I admit, I was more than comfortable with the binary in life. Liberal/conservative, religious/atheist, men/women. It’s simpler that way, like Mayberry and the Cleaver household: we think we know where people stand and what is right and wrong without any contemplation or conversation at all. We can all sit at the same table that way.
But the longer I live, the less ‘binary’ life seems, and the less welcome as a point of reference. People are neither all good or all bad; even the author of the (scary!) anonymous autobiography, Confessions of a Sociopath, confirms that she envies the rest of us for our ability to have empathy. People, all people, are neither all-or-nothing, nor are we all-male nor all-female, as anyone’s blood levels of estrogen and testosterone will prove.
Recently a small group of Lesbians (100 or so) launched a petition to announce to the LGBT world that they are leaving the G, B and T, out of protest of the umbrella’s acceptance of the T. WTH? It seems they are a publicly and proudly bigoted, rather than a respectfully questioning, group of Lesbians. As my favorite transactivist, scholar and therapist and Lesbian Arlene Ishtar Lev posted on Facebook to them, “don’t let the door hit you on your way out.”
These 100-plus women are really uncomfortable and threatened by the idea of transgenderism. They must be absolutely panicking over the nuances of gender fluidity. I don’t understand how a group that self-describes a range of sensualities between ‘butch’ and ‘lipstick’ can do so without seeing the narrow objectifications in this practice, and without seeing a need for nuance. These few women seem to need a binary of “in or out” of womanhood. They cannot allow transwomen to endorse their own lived experience as honest and authentic, not disturbed or co-opting or threatening. What is the threat? I have yet to read a good articulation.
But back to gender fluidity and ‘a-gender’concepts of identity.
So yes, the binary was easier on my clients and on me. I find it harder to counsel my teen gender dysphoric clients who are unsure about whether they are truly FTM or more ambiguously a-gender. I can’t dismissively suggest they are just working through internalized transphobia, which we used to see as a natural stage in the coming out process, the same way psychiatry in the 1980s used to tell MtF to relax and simply accept their feminine side. Recalling David Bowie in his sarong at his Bali retreat, I don’t think that expression alone would do it for a gender dysphoric or feminine-gendered natal male. Bowie isn’t a transsexual any more than my MTF clients are just needing to grow their hair out a little.
I have to listen more closely and ask questions that invite more reflection, while providing a calm assurance that they are enough, whoever they are.
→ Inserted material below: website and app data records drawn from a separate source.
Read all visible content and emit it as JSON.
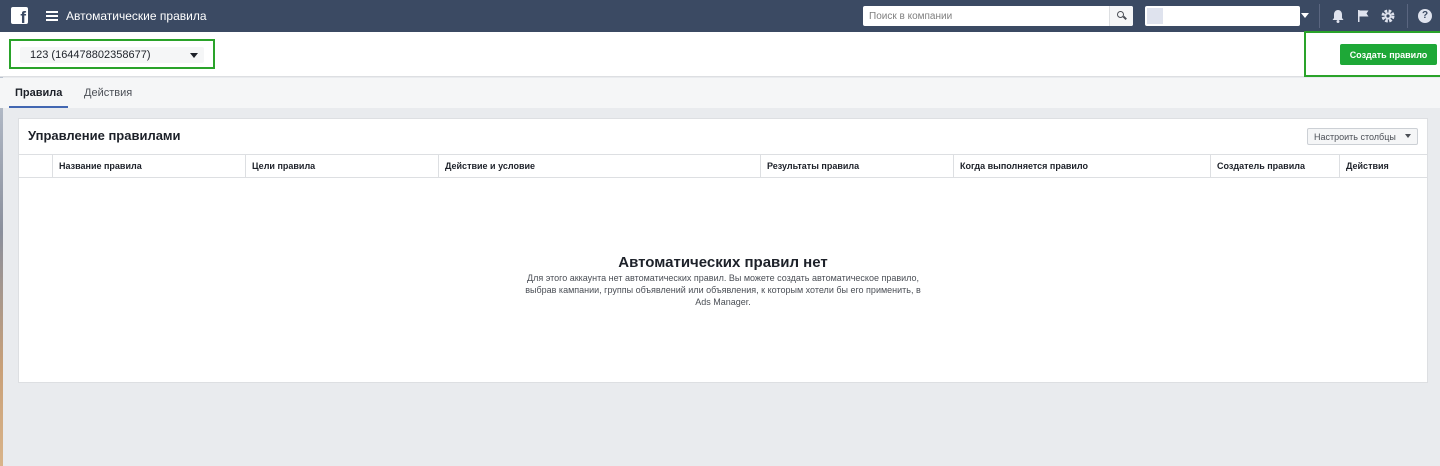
{
  "topbar": {
    "app_title": "Автоматические правила",
    "search_placeholder": "Поиск в компании",
    "logo_glyph": "f",
    "icons": [
      "facebook-logo",
      "menu-icon",
      "search-icon",
      "bell-icon",
      "flag-icon",
      "gear-icon",
      "help-icon"
    ],
    "help_glyph": "?"
  },
  "actionbar": {
    "account_label": "123 (164478802358677)",
    "create_rule_label": "Создать правило"
  },
  "tabs": [
    {
      "label": "Правила",
      "active": true
    },
    {
      "label": "Действия",
      "active": false
    }
  ],
  "panel": {
    "title": "Управление правилами",
    "columns_button": "Настроить столбцы",
    "columns": [
      "Название правила",
      "Цели правила",
      "Действие и условие",
      "Результаты правила",
      "Когда выполняется правило",
      "Создатель правила",
      "Действия"
    ],
    "empty_title": "Автоматических правил нет",
    "empty_description": "Для этого аккаунта нет автоматических правил. Вы можете создать автоматическое правило, выбрав кампании, группы объявлений или объявления, к которым хотели бы его применить, в Ads Manager."
  },
  "colors": {
    "topbar_bg": "#3b4a63",
    "accent_green": "#1ea837",
    "highlight_frame": "#2aa32a",
    "tab_underline": "#4267b2"
  }
}
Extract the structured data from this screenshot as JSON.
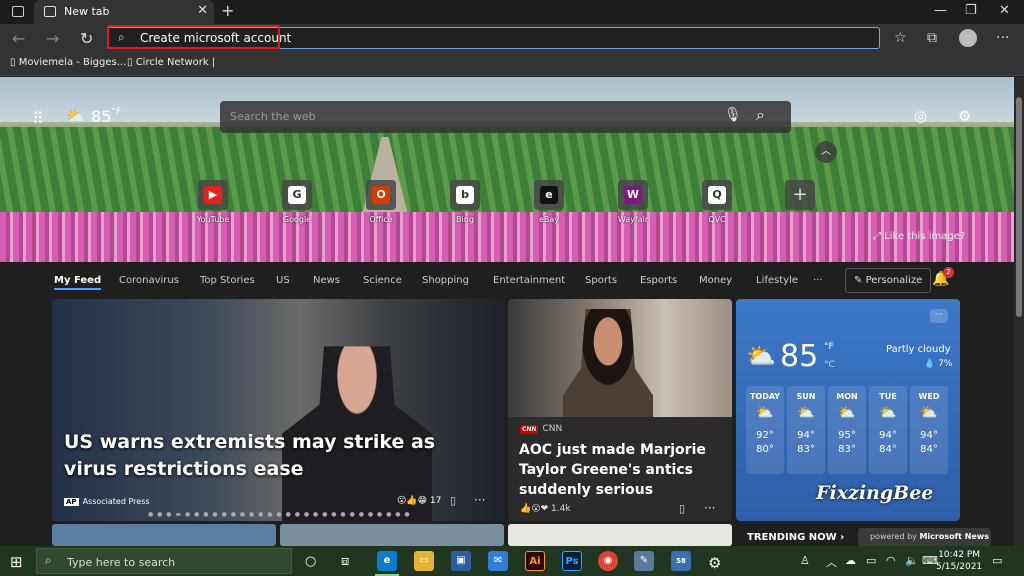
{
  "browser": {
    "tab_title": "New tab",
    "address_text": "Create microsoft account",
    "bookmarks": [
      "Moviemela - Bigges...",
      "Circle Network |"
    ]
  },
  "hero": {
    "temp": "85",
    "temp_unit": "°F",
    "search_placeholder": "Search the web",
    "like_image": "Like this image?",
    "quick_links": [
      {
        "label": "YouTube",
        "icon": "youtube-icon",
        "color": "#e62117",
        "glyph": "▶"
      },
      {
        "label": "Google",
        "icon": "google-icon",
        "color": "#ffffff",
        "glyph": "G"
      },
      {
        "label": "Office",
        "icon": "office-icon",
        "color": "#d83b01",
        "glyph": "O"
      },
      {
        "label": "Bing",
        "icon": "bing-icon",
        "color": "#ffffff",
        "glyph": "b"
      },
      {
        "label": "eBay",
        "icon": "ebay-icon",
        "color": "#111111",
        "glyph": "e"
      },
      {
        "label": "Wayfair",
        "icon": "wayfair-icon",
        "color": "#7f187f",
        "glyph": "W"
      },
      {
        "label": "QVC",
        "icon": "qvc-icon",
        "color": "#ffffff",
        "glyph": "Q"
      }
    ]
  },
  "feed": {
    "tabs": [
      "My Feed",
      "Coronavirus",
      "Top Stories",
      "US",
      "News",
      "Science",
      "Shopping",
      "Entertainment",
      "Sports",
      "Esports",
      "Money",
      "Lifestyle",
      "···"
    ],
    "personalize": "Personalize",
    "notif_count": "2"
  },
  "cards": {
    "main": {
      "headline": "US warns extremists may strike as virus restrictions ease",
      "source_logo": "AP",
      "source": "Associated Press",
      "reactions": "17"
    },
    "second": {
      "source_logo": "CNN",
      "source": "CNN",
      "headline": "AOC just made Marjorie Taylor Greene's antics suddenly serious",
      "reactions": "1.4k"
    },
    "weather": {
      "temp": "85",
      "unit_f": "°F",
      "unit_c": "°C",
      "condition": "Partly cloudy",
      "precip": "7%",
      "days": [
        {
          "day": "TODAY",
          "hi": "92°",
          "lo": "80°"
        },
        {
          "day": "SUN",
          "hi": "94°",
          "lo": "83°"
        },
        {
          "day": "MON",
          "hi": "95°",
          "lo": "83°"
        },
        {
          "day": "TUE",
          "hi": "94°",
          "lo": "84°"
        },
        {
          "day": "WED",
          "hi": "94°",
          "lo": "84°"
        }
      ],
      "watermark": "FixzingBee"
    }
  },
  "trending": {
    "label": "TRENDING NOW",
    "powered_prefix": "powered by",
    "powered_brand": "Microsoft News"
  },
  "taskbar": {
    "search_placeholder": "Type here to search",
    "time": "10:42 PM",
    "date": "5/15/2021",
    "badge": "58"
  }
}
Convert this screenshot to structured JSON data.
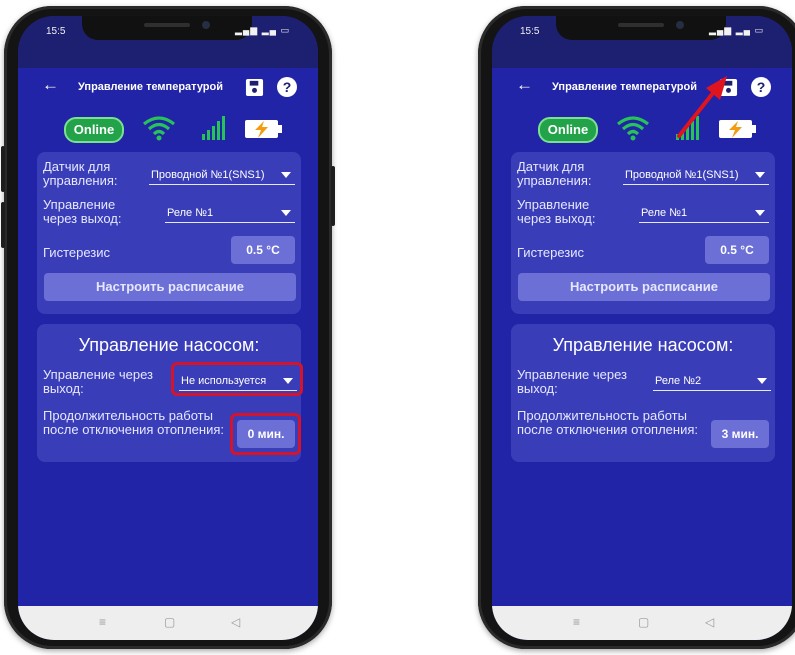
{
  "status_bar": {
    "time": "15:5",
    "signal": "▂▄▆ ▂▄ ▭"
  },
  "app_bar": {
    "back_icon": "←",
    "title": "Управление температурой",
    "help_icon": "?"
  },
  "connection": {
    "online_label": "Online"
  },
  "colors": {
    "screen_bg": "#2124a6",
    "card_bg": "#3a3db8",
    "button_bg": "#6b6fd6",
    "highlight": "#d4142b",
    "online": "#22a34a"
  },
  "nav_bar": {
    "recents": "≡",
    "home": "▢",
    "back": "◁"
  },
  "phones": [
    {
      "thermo": {
        "sensor_label": "Датчик для управления:",
        "sensor_value": "Проводной №1(SNS1)",
        "output_label": "Управление через выход:",
        "output_value": "Реле №1",
        "hysteresis_label": "Гистерезис",
        "hysteresis_value": "0.5 °C",
        "schedule_button": "Настроить расписание"
      },
      "pump": {
        "title": "Управление насосом:",
        "output_label": "Управление через выход:",
        "output_value": "Не используется",
        "duration_label": "Продолжительность работы после отключения отопления:",
        "duration_value": "0 мин."
      }
    },
    {
      "thermo": {
        "sensor_label": "Датчик для управления:",
        "sensor_value": "Проводной №1(SNS1)",
        "output_label": "Управление через выход:",
        "output_value": "Реле №1",
        "hysteresis_label": "Гистерезис",
        "hysteresis_value": "0.5 °C",
        "schedule_button": "Настроить расписание"
      },
      "pump": {
        "title": "Управление насосом:",
        "output_label": "Управление через выход:",
        "output_value": "Реле №2",
        "duration_label": "Продолжительность работы после отключения отопления:",
        "duration_value": "3 мин."
      }
    }
  ]
}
I have to give ‘homework’ that encourages exploration of simply being and finding out who they are. I have to let go and help them breathe into their current unknowing, until their own knowing makes itself clearer. (I have to help parents take a breath too.) Knowing that ultimately, a space that feels liminal may become ‘home.’
Each person may not reach a state of ‘knowing’ but that is not the goal of life. Living authentically is the goal, and that’s often the hardest to recognize. It’s not reached by reason, but by living. We know it when we feel peace, when we manage an overall balance between anxiety and trust. Hard to do in our culture, and fraught with danger. Until we teach our children well, that is, and let people unfold as they must.